On Friday night, I sat down to watch a film that some critics have suggested that we should fear and stay away from. It’s called ‘Joker’. This film was pre-emptively labelled as “dangerous”, “right-wing”, ”irresponsible” and even “Incel-friendly” by online critics (Abad-Santos, 2019; Ehrlich, 2019; Thompson, 2019). Several commentaries suggest that the film panders to Incel culture – supposedly at a risk of inciting and celebrating murder, especially mass murder perpetrated by ‘lone’ white men who perceive themselves as marginalized. In a climate where this violence accounts for the clear majority of solo mass murder events, I can understand why there was a heavy police presence at cinemas around North America. I also understand why, in the weeks prior to the film’s release, US military were instructed to be on high alert for potential mass-shootings at film screenings. However, I think the fear response may cause us to overlook an opportunity to understand the social and systemic causes for such violence.
Incels (Involuntary Celibates) are an online group of men who perceive themselves as the losers in the genetic lottery.
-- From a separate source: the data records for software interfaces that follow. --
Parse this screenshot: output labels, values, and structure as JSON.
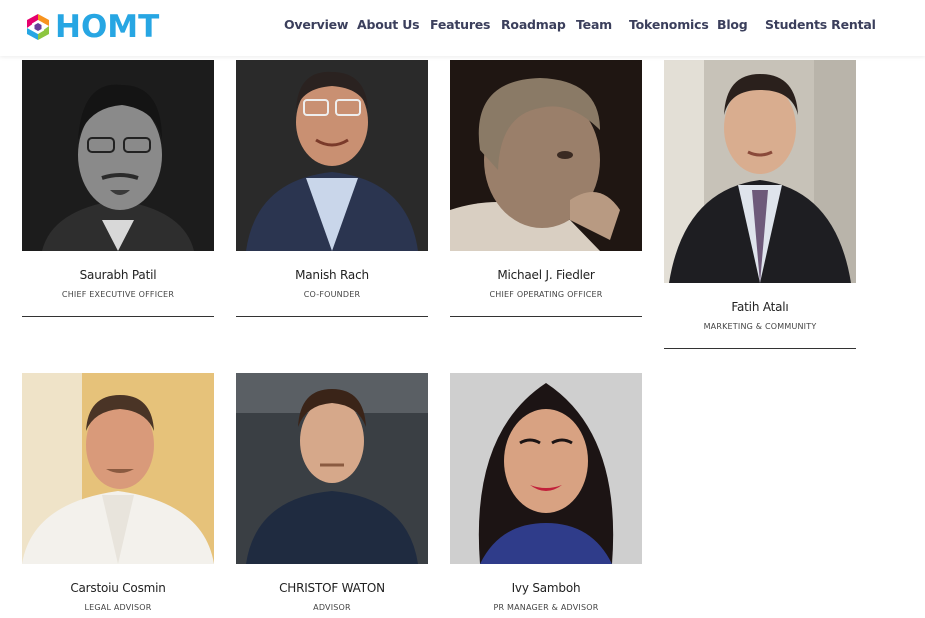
{
  "header": {
    "logo_text": "HOMT",
    "nav": [
      {
        "label": "Overview",
        "icon": ""
      },
      {
        "label": "About Us"
      },
      {
        "label": "Features"
      },
      {
        "label": "Roadmap"
      },
      {
        "label": "Team"
      },
      {
        "label": "Tokenomics"
      },
      {
        "label": "Blog"
      },
      {
        "label": "Students Rental"
      }
    ]
  },
  "team": {
    "members": [
      {
        "name": "Saurabh Patil",
        "role": "CHIEF EXECUTIVE OFFICER"
      },
      {
        "name": "Manish Rach",
        "role": "CO-FOUNDER"
      },
      {
        "name": "Michael J. Fiedler",
        "role": "CHIEF OPERATING OFFICER"
      },
      {
        "name": "Fatih Atalı",
        "role": "MARKETING & COMMUNITY"
      },
      {
        "name": "Carstoiu Cosmin",
        "role": "LEGAL ADVISOR"
      },
      {
        "name": "CHRISTOF WATON",
        "role": "ADVISOR"
      },
      {
        "name": "Ivy Samboh",
        "role": "PR MANAGER & ADVISOR"
      }
    ]
  },
  "colors": {
    "logo_blue": "#27a6e3",
    "nav_text": "#3b3f5c",
    "divider": "#333333"
  }
}
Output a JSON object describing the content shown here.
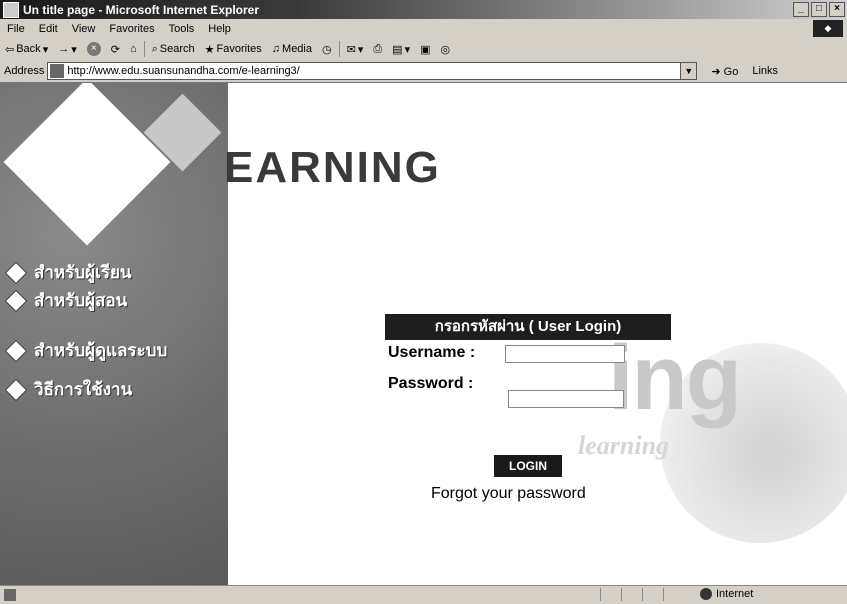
{
  "window": {
    "title": "Un title page - Microsoft Internet Explorer",
    "controls": [
      "_",
      "□",
      "×"
    ]
  },
  "menubar": {
    "items": [
      "File",
      "Edit",
      "View",
      "Favorites",
      "Tools",
      "Help"
    ]
  },
  "toolbar": {
    "back": "Back",
    "search": "Search",
    "favorites": "Favorites",
    "media": "Media"
  },
  "addressbar": {
    "label": "Address",
    "url": "http://www.edu.suansunandha.com/e-learning3/",
    "go": "Go",
    "links": "Links"
  },
  "page": {
    "heading": "EARNING",
    "nav": [
      {
        "label": "สำหรับผู้เรียน"
      },
      {
        "label": "สำหรับผู้สอน"
      },
      {
        "label": "สำหรับผู้ดูแลระบบ"
      },
      {
        "label": "วิธีการใช้งาน"
      }
    ],
    "watermark_big": "ing",
    "watermark_small": "learning",
    "login": {
      "header": "กรอกรหัสผ่าน ( User Login)",
      "username_label": "Username :",
      "password_label": "Password :",
      "username_value": "",
      "password_value": "",
      "button": "LOGIN",
      "forgot": "Forgot your password"
    }
  },
  "statusbar": {
    "zone": "Internet"
  }
}
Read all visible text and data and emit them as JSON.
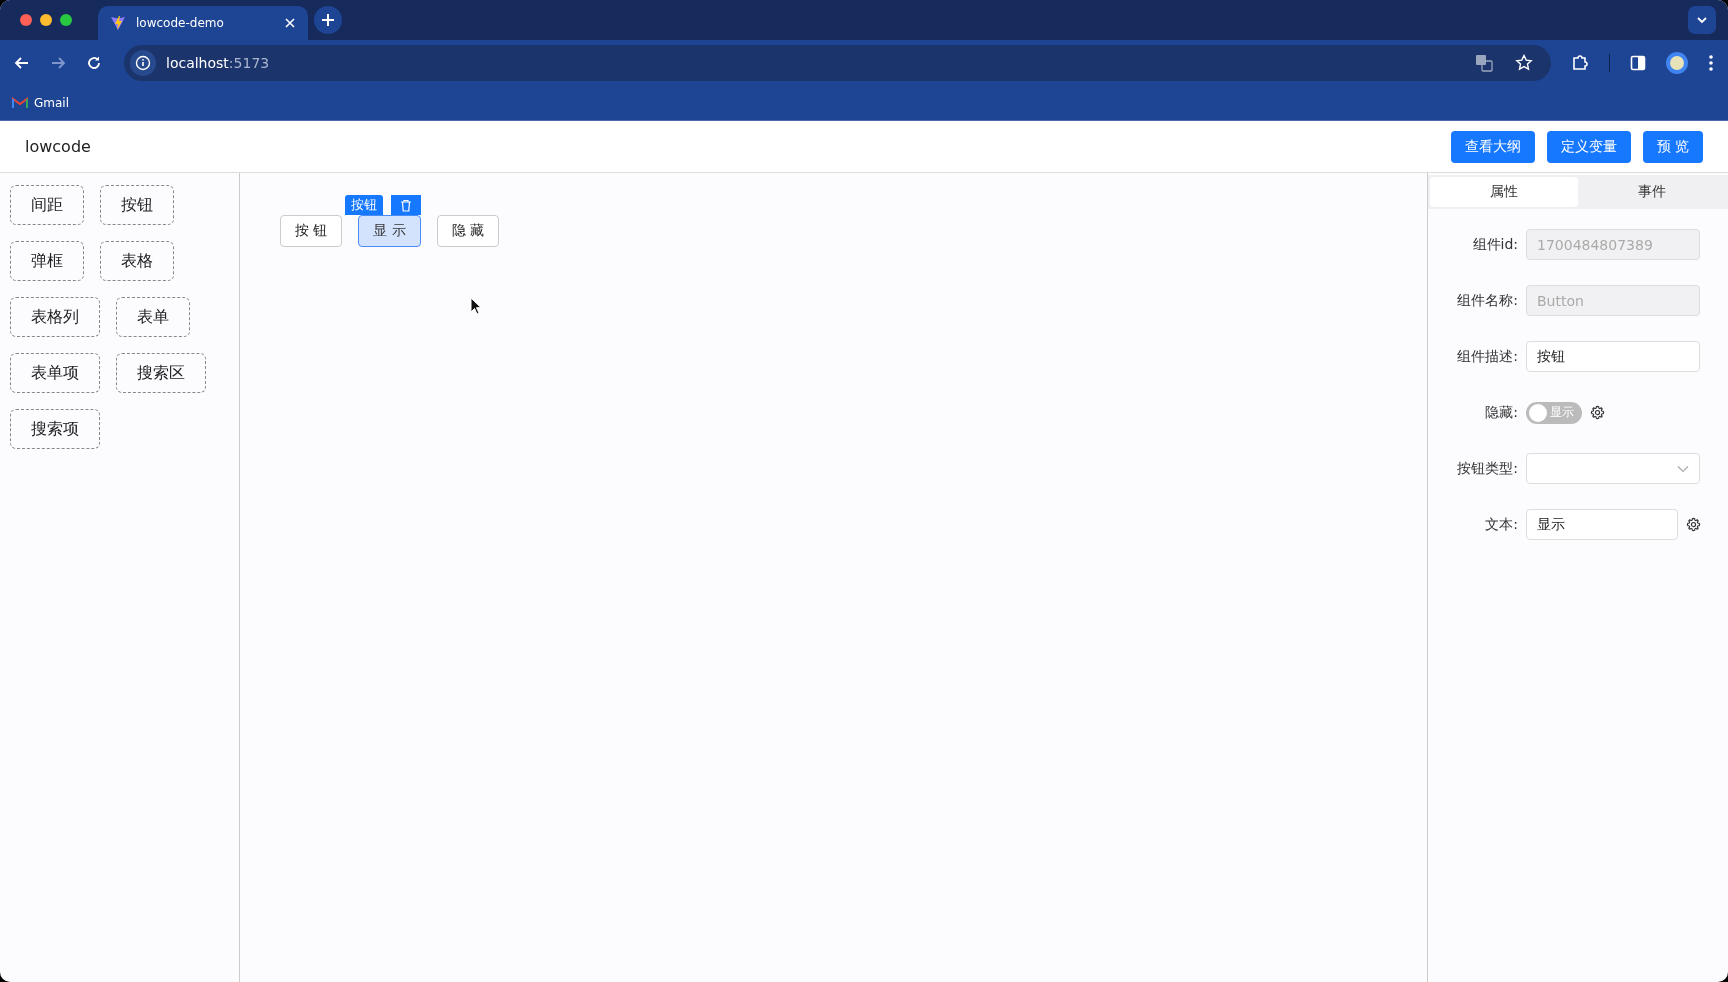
{
  "browser": {
    "tab_title": "lowcode-demo",
    "url_host": "localhost",
    "url_port": ":5173",
    "bookmarks": [
      "Gmail"
    ]
  },
  "header": {
    "title": "lowcode",
    "buttons": [
      "查看大纲",
      "定义变量",
      "预 览"
    ]
  },
  "palette": {
    "items": [
      "间距",
      "按钮",
      "弹框",
      "表格",
      "表格列",
      "表单",
      "表单项",
      "搜索区",
      "搜索项"
    ]
  },
  "canvas": {
    "selection_tag": "按钮",
    "components": [
      {
        "label": "按 钮",
        "selected": false
      },
      {
        "label": "显 示",
        "selected": true
      },
      {
        "label": "隐 藏",
        "selected": false
      }
    ]
  },
  "properties": {
    "tabs": [
      {
        "label": "属性",
        "selected": true
      },
      {
        "label": "事件",
        "selected": false
      }
    ],
    "fields": [
      {
        "kind": "input",
        "label": "组件id:",
        "value": "1700484807389",
        "disabled": true,
        "gear": false
      },
      {
        "kind": "input",
        "label": "组件名称:",
        "value": "Button",
        "disabled": true,
        "gear": false
      },
      {
        "kind": "input",
        "label": "组件描述:",
        "value": "按钮",
        "disabled": false,
        "gear": false
      },
      {
        "kind": "switch",
        "label": "隐藏:",
        "on": false,
        "text": "显示",
        "gear": true
      },
      {
        "kind": "select",
        "label": "按钮类型:",
        "gear": false
      },
      {
        "kind": "input",
        "label": "文本:",
        "value": "显示",
        "disabled": false,
        "gear": true
      }
    ]
  }
}
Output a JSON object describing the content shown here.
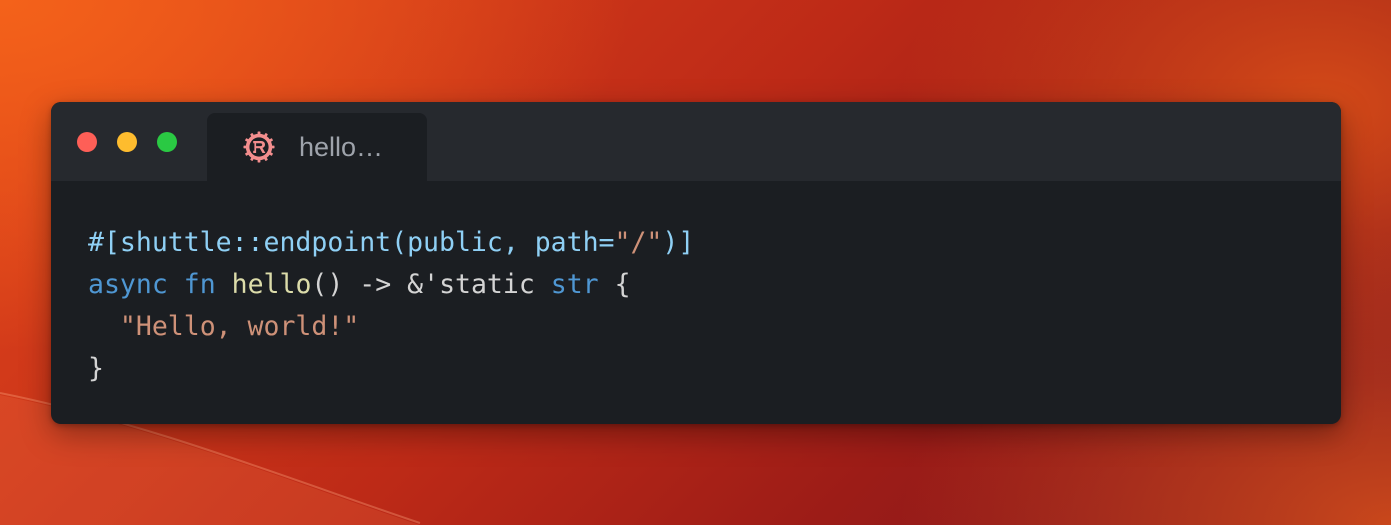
{
  "window": {
    "traffic_lights": [
      "close",
      "minimize",
      "zoom"
    ],
    "tab": {
      "icon": "rust-logo-icon",
      "label": "hello…"
    }
  },
  "colors": {
    "attribute": "#8fd0f5",
    "keyword": "#4f97d3",
    "function": "#dcdcaa",
    "string": "#ce9178",
    "text": "#d4d4d4",
    "close": "#fe5f57",
    "minimize": "#febc2e",
    "zoom": "#2ac943"
  },
  "code": {
    "line1": {
      "attr_open": "#[shuttle::endpoint(public, path=",
      "attr_str": "\"/\"",
      "attr_close": ")]"
    },
    "line2": {
      "kw_async": "async",
      "kw_fn": "fn",
      "fn_name": "hello",
      "parens_arrow": "() -> &",
      "lifetime": "'static",
      "kw_str": "str",
      "brace_open": "{"
    },
    "line3": {
      "indent": "  ",
      "string": "\"Hello, world!\""
    },
    "line4": {
      "brace_close": "}"
    }
  }
}
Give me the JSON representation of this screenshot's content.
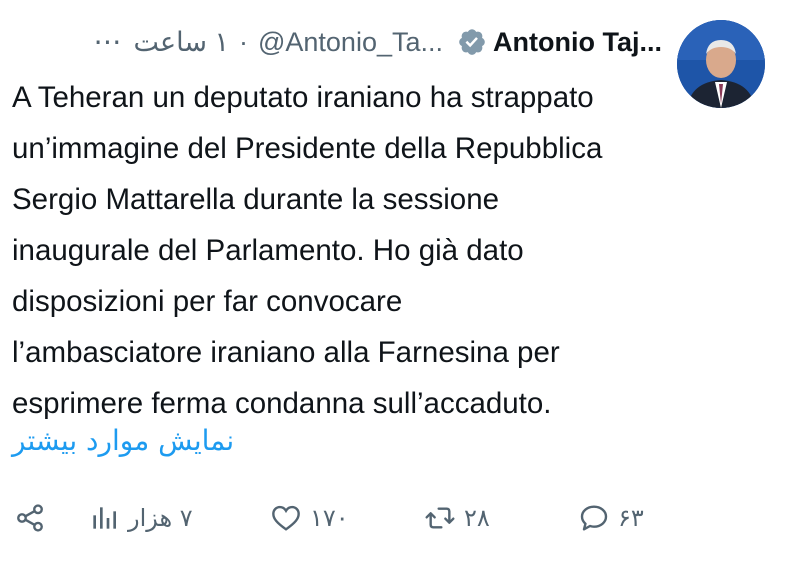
{
  "author": {
    "display_name": "Antonio Taj...",
    "handle": "@Antonio_Ta...",
    "time_ago": "۱ ساعت",
    "separator": "·",
    "more_icon": "⋯"
  },
  "tweet": {
    "lines": [
      "A Teheran un deputato iraniano ha strappato",
      "un’immagine del Presidente della Repubblica",
      "Sergio Mattarella durante la sessione",
      "inaugurale del Parlamento. Ho già dato",
      "disposizioni per far convocare",
      "l’ambasciatore iraniano alla Farnesina per",
      "esprimere ferma condanna sull’accaduto."
    ],
    "show_more": "نمایش موارد بیشتر"
  },
  "actions": {
    "views_count": "۷ هزار",
    "likes_count": "۱۷۰",
    "retweets_count": "۲۸",
    "replies_count": "۶۳"
  },
  "colors": {
    "accent": "#1d9bf0",
    "muted": "#536471",
    "text": "#0f1419"
  }
}
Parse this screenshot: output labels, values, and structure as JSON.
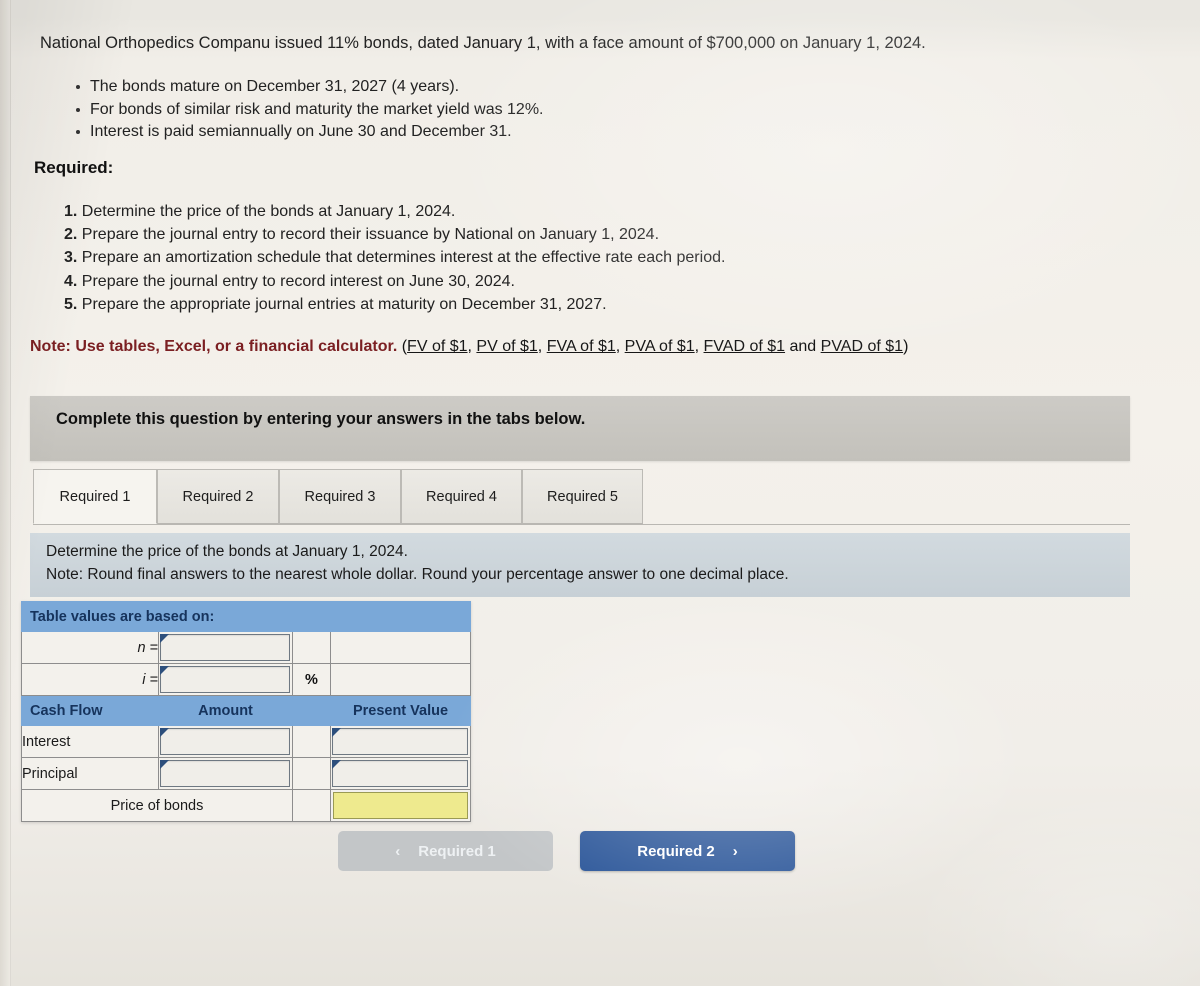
{
  "problem": {
    "intro": "National Orthopedics Companu issued 11% bonds, dated January 1, with a face amount of $700,000 on January 1, 2024.",
    "bullets": [
      "The bonds mature on December 31, 2027 (4 years).",
      "For bonds of similar risk and maturity the market yield was 12%.",
      "Interest is paid semiannually on June 30 and December 31."
    ],
    "required_heading": "Required:",
    "required_items": [
      {
        "num": "1.",
        "text": "Determine the price of the bonds at January 1, 2024."
      },
      {
        "num": "2.",
        "text": "Prepare the journal entry to record their issuance by National on January 1, 2024."
      },
      {
        "num": "3.",
        "text": "Prepare an amortization schedule that determines interest at the effective rate each period."
      },
      {
        "num": "4.",
        "text": "Prepare the journal entry to record interest on June 30, 2024."
      },
      {
        "num": "5.",
        "text": "Prepare the appropriate journal entries at maturity on December 31, 2027."
      }
    ],
    "note_label": "Note:",
    "note_text": "Use tables, Excel, or a financial calculator.",
    "note_links_open": "(",
    "note_links": [
      "FV of $1",
      "PV of $1",
      "FVA of $1",
      "PVA of $1",
      "FVAD of $1"
    ],
    "note_links_conjunction": " and ",
    "note_link_last": "PVAD of $1",
    "note_links_close": ")"
  },
  "instruction_bar": {
    "text": "Complete this question by entering your answers in the tabs below."
  },
  "tabs": {
    "items": [
      {
        "label": "Required 1",
        "active": true
      },
      {
        "label": "Required 2",
        "active": false
      },
      {
        "label": "Required 3",
        "active": false
      },
      {
        "label": "Required 4",
        "active": false
      },
      {
        "label": "Required 5",
        "active": false
      }
    ]
  },
  "task_bar": {
    "line1": "Determine the price of the bonds at January 1, 2024.",
    "line2": "Note: Round final answers to the nearest whole dollar. Round your percentage answer to one decimal place."
  },
  "answer_table": {
    "title": "Table values are based on:",
    "n_label": "n =",
    "n_value": "",
    "i_label": "i =",
    "i_value": "",
    "percent_symbol": "%",
    "columns": {
      "cash_flow": "Cash Flow",
      "amount": "Amount",
      "present_value": "Present Value"
    },
    "rows": [
      {
        "label": "Interest",
        "amount": "",
        "present_value": ""
      },
      {
        "label": "Principal",
        "amount": "",
        "present_value": ""
      }
    ],
    "total_label": "Price of bonds",
    "total_value": ""
  },
  "navigation": {
    "prev_label": "Required 1",
    "prev_chevron": "‹",
    "next_label": "Required 2",
    "next_chevron": "›"
  },
  "colors": {
    "page_background": "#f2efe9",
    "table_header_blue": "#7aa8d8",
    "table_header_text": "#16335c",
    "highlight_yellow": "#eeea8e",
    "primary_button_blue": "#2b5699",
    "disabled_button_gray": "#c3c6c8",
    "gray_bar": "#c6c4bf",
    "task_bar_blue": "#ccd5da",
    "note_red": "#7b1f22"
  }
}
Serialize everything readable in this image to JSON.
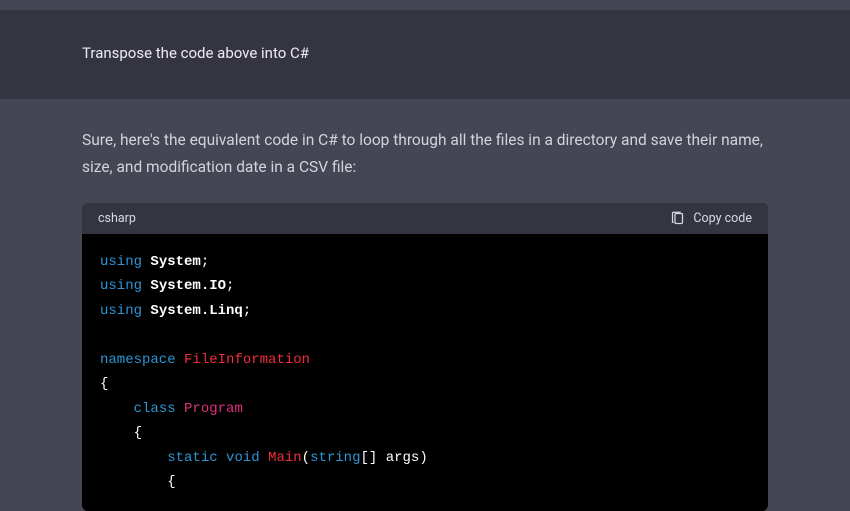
{
  "user_message": {
    "text": "Transpose the code above into C#"
  },
  "assistant_message": {
    "intro": "Sure, here's the equivalent code in C# to loop through all the files in a directory and save their name, size, and modification date in a CSV file:"
  },
  "code_block": {
    "language": "csharp",
    "copy_label": "Copy code",
    "tokens": {
      "using": "using",
      "namespace_kw": "namespace",
      "class_kw": "class",
      "static_kw": "static",
      "void_kw": "void",
      "string_kw": "string",
      "system": "System",
      "system_io": "System.IO",
      "system_linq": "System.Linq",
      "ns_name": "FileInformation",
      "class_name": "Program",
      "method_name": "Main",
      "args_name": "args",
      "lbrace": "{",
      "rbrace": "}",
      "lparen": "(",
      "rparen": ")",
      "brackets": "[]",
      "semi": ";"
    }
  }
}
They self-describe as ‘beta males’ who cannot find a sexual partner, yet desire one. Self-proclaimed members of the group have engaged in horrific acts of violence, particularly aimed against their perceived oppressors: women. Incels are bound by a fundamental set of beliefs known as the ‘Black Pill’ that unites a wider online anti-feminist ‘manosphere’. The Black Pill represents beliefs of hopelessness, fatalism and biological determinism rooted in a selective representation of evolutionary psychological theories. Zack Beauchamp (2019) describes the Black Pill as “a profoundly sexist ideology… that amounts to a fundamental rejection of women’s sexual emancipation, labelling women shallow, cruel creatures who will choose only the most attractive men if given the choice.” Media scholar Debbie Ging (2017, p.12) highlights that such superficial interpretations and recycled theories are used to support Black Pill claims such as “women are irrational, hypergamous, hardwired to pair with alpha males, and need to be dominated”. In my upcoming Master’s thesis, I describe the Black Pill as a philosophical and ideological device used to both explain Incel’s lack of sexual and social success, as well as a radicalisation tool to ‘Black Pill’ other young men. The overall ‘aim’ of the Black Pill philosophy is to reassert a so-called ‘natural’ order of a hierarchical system of racial and gendered oppression. Continue reading The Joker’s Lessons on Male Violence